→ **WHAT THE TASK ASKS**
When you come to a picture, pass over it, and set down the entries below exactly.

→ **INPUT MATERIAL**
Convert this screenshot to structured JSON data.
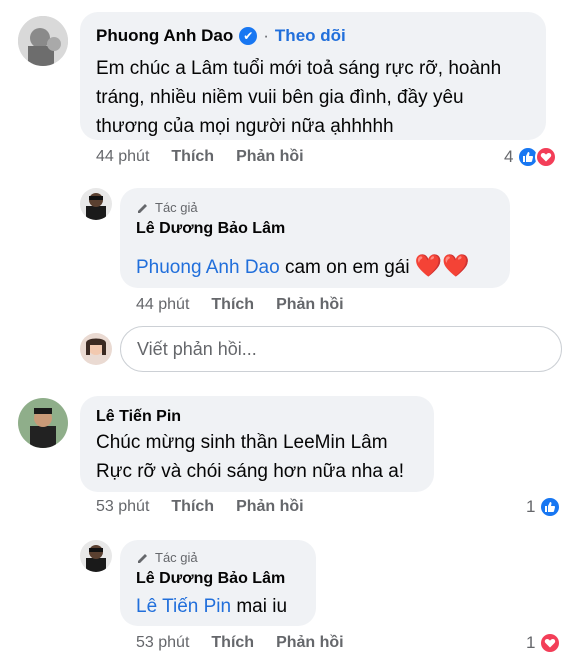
{
  "comments": [
    {
      "author": "Phuong Anh Dao",
      "follow_label": "Theo dõi",
      "text_lines": [
        "Em chúc a Lâm tuổi mới toả sáng rực rỡ, hoành",
        "tráng, nhiều niềm vuii bên gia đình, đầy yêu",
        "thương của mọi người nữa ạhhhhh"
      ],
      "time": "44 phút",
      "like_label": "Thích",
      "reply_label": "Phản hồi",
      "reaction_count": "4",
      "reply": {
        "badge": "Tác giả",
        "author": "Lê Dương Bảo Lâm",
        "mention": "Phuong Anh Dao",
        "text": " cam on em gái ",
        "time": "44 phút",
        "like_label": "Thích",
        "reply_label": "Phản hồi"
      },
      "reply_input_placeholder": "Viết phản hồi..."
    },
    {
      "author": "Lê Tiến Pin",
      "text_lines": [
        "Chúc mừng sinh thần LeeMin Lâm",
        "Rực rỡ và chói sáng hơn nữa nha a!"
      ],
      "time": "53 phút",
      "like_label": "Thích",
      "reply_label": "Phản hồi",
      "reaction_count": "1",
      "reply": {
        "badge": "Tác giả",
        "author": "Lê Dương Bảo Lâm",
        "mention": "Lê Tiến Pin",
        "text": " mai iu",
        "time": "53 phút",
        "like_label": "Thích",
        "reply_label": "Phản hồi",
        "reaction_count": "1"
      }
    }
  ],
  "colors": {
    "link": "#216fdb",
    "bubble": "#f0f2f5",
    "meta": "#65676b",
    "like": "#1877f2",
    "love": "#f33e58"
  }
}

→ **ANSWER SPACE**
Convert this screenshot to structured JSON data.
{
  "comments": [
    {
      "author": "Phuong Anh Dao",
      "follow_label": "Theo dõi",
      "text_lines": [
        "Em chúc a Lâm tuổi mới toả sáng rực rỡ, hoành",
        "tráng, nhiều niềm vuii bên gia đình, đầy yêu",
        "thương của mọi người nữa ạhhhhh"
      ],
      "time": "44 phút",
      "like_label": "Thích",
      "reply_label": "Phản hồi",
      "reaction_count": "4",
      "reply": {
        "badge": "Tác giả",
        "author": "Lê Dương Bảo Lâm",
        "mention": "Phuong Anh Dao",
        "text": " cam on em gái ",
        "time": "44 phút",
        "like_label": "Thích",
        "reply_label": "Phản hồi"
      },
      "reply_input_placeholder": "Viết phản hồi..."
    },
    {
      "author": "Lê Tiến Pin",
      "text_lines": [
        "Chúc mừng sinh thần LeeMin Lâm",
        "Rực rỡ và chói sáng hơn nữa nha a!"
      ],
      "time": "53 phút",
      "like_label": "Thích",
      "reply_label": "Phản hồi",
      "reaction_count": "1",
      "reply": {
        "badge": "Tác giả",
        "author": "Lê Dương Bảo Lâm",
        "mention": "Lê Tiến Pin",
        "text": " mai iu",
        "time": "53 phút",
        "like_label": "Thích",
        "reply_label": "Phản hồi",
        "reaction_count": "1"
      }
    }
  ],
  "colors": {
    "link": "#216fdb",
    "bubble": "#f0f2f5",
    "meta": "#65676b",
    "like": "#1877f2",
    "love": "#f33e58"
  }
}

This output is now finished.